- [ASSIGNMENT]: Copy the listing out exactly as shown.
Start of Block
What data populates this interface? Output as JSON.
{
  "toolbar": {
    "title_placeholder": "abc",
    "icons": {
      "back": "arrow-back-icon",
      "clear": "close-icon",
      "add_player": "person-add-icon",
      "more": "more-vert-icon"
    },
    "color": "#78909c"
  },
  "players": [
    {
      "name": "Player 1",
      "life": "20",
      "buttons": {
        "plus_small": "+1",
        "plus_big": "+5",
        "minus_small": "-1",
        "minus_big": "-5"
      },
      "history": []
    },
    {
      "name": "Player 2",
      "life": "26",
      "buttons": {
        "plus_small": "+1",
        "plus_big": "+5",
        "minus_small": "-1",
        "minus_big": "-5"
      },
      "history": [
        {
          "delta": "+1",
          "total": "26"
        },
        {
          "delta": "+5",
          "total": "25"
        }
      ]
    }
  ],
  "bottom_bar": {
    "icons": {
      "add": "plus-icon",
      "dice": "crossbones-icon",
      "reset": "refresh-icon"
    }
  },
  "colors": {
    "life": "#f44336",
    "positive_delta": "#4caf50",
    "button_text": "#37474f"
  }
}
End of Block
- [EXERCISE ANSWER]:
What data populates this interface? Output as JSON.
{
  "toolbar": {
    "title_placeholder": "abc",
    "icons": {
      "back": "arrow-back-icon",
      "clear": "close-icon",
      "add_player": "person-add-icon",
      "more": "more-vert-icon"
    },
    "color": "#78909c"
  },
  "players": [
    {
      "name": "Player 1",
      "life": "20",
      "buttons": {
        "plus_small": "+1",
        "plus_big": "+5",
        "minus_small": "-1",
        "minus_big": "-5"
      },
      "history": []
    },
    {
      "name": "Player 2",
      "life": "26",
      "buttons": {
        "plus_small": "+1",
        "plus_big": "+5",
        "minus_small": "-1",
        "minus_big": "-5"
      },
      "history": [
        {
          "delta": "+1",
          "total": "26"
        },
        {
          "delta": "+5",
          "total": "25"
        }
      ]
    }
  ],
  "bottom_bar": {
    "icons": {
      "add": "plus-icon",
      "dice": "crossbones-icon",
      "reset": "refresh-icon"
    }
  },
  "colors": {
    "life": "#f44336",
    "positive_delta": "#4caf50",
    "button_text": "#37474f"
  }
}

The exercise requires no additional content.